## DATA FOR THIS TASK
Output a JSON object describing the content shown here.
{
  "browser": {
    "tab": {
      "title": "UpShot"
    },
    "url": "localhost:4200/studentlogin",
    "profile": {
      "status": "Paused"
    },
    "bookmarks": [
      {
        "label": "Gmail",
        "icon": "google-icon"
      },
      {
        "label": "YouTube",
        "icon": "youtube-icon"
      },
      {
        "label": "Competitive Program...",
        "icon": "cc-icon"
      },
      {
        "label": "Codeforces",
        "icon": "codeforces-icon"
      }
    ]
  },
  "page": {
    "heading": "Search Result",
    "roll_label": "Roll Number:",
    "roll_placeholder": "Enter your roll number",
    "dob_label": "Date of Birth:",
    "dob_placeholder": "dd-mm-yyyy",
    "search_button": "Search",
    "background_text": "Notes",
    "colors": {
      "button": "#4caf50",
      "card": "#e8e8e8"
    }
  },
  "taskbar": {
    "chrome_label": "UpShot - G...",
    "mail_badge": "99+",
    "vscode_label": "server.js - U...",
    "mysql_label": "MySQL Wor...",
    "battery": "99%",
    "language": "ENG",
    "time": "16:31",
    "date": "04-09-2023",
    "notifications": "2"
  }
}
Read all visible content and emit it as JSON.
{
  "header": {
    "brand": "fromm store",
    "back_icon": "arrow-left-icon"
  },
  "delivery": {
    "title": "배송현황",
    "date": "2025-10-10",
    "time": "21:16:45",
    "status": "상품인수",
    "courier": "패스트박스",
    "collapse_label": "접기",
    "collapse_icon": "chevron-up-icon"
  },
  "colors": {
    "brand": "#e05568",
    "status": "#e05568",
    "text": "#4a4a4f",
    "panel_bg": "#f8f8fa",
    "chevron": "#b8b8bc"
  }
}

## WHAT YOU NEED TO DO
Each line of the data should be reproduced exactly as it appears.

## FINISHED TASK
Output a JSON object describing the content shown here.
{
  "browser": {
    "tab": {
      "title": "UpShot"
    },
    "url": "localhost:4200/studentlogin",
    "profile": {
      "status": "Paused"
    },
    "bookmarks": [
      {
        "label": "Gmail",
        "icon": "google-icon"
      },
      {
        "label": "YouTube",
        "icon": "youtube-icon"
      },
      {
        "label": "Competitive Program...",
        "icon": "cc-icon"
      },
      {
        "label": "Codeforces",
        "icon": "codeforces-icon"
      }
    ]
  },
  "page": {
    "heading": "Search Result",
    "roll_label": "Roll Number:",
    "roll_placeholder": "Enter your roll number",
    "dob_label": "Date of Birth:",
    "dob_placeholder": "dd-mm-yyyy",
    "search_button": "Search",
    "background_text": "Notes",
    "colors": {
      "button": "#4caf50",
      "card": "#e8e8e8"
    }
  },
  "taskbar": {
    "chrome_label": "UpShot - G...",
    "mail_badge": "99+",
    "vscode_label": "server.js - U...",
    "mysql_label": "MySQL Wor...",
    "battery": "99%",
    "language": "ENG",
    "time": "16:31",
    "date": "04-09-2023",
    "notifications": "2"
  }
}
Read all visible content and emit it as JSON.
{
  "header": {
    "brand": "fromm store",
    "back_icon": "arrow-left-icon"
  },
  "delivery": {
    "title": "배송현황",
    "date": "2025-10-10",
    "time": "21:16:45",
    "status": "상품인수",
    "courier": "패스트박스",
    "collapse_label": "접기",
    "collapse_icon": "chevron-up-icon"
  },
  "colors": {
    "brand": "#e05568",
    "status": "#e05568",
    "text": "#4a4a4f",
    "panel_bg": "#f8f8fa",
    "chevron": "#b8b8bc"
  }
}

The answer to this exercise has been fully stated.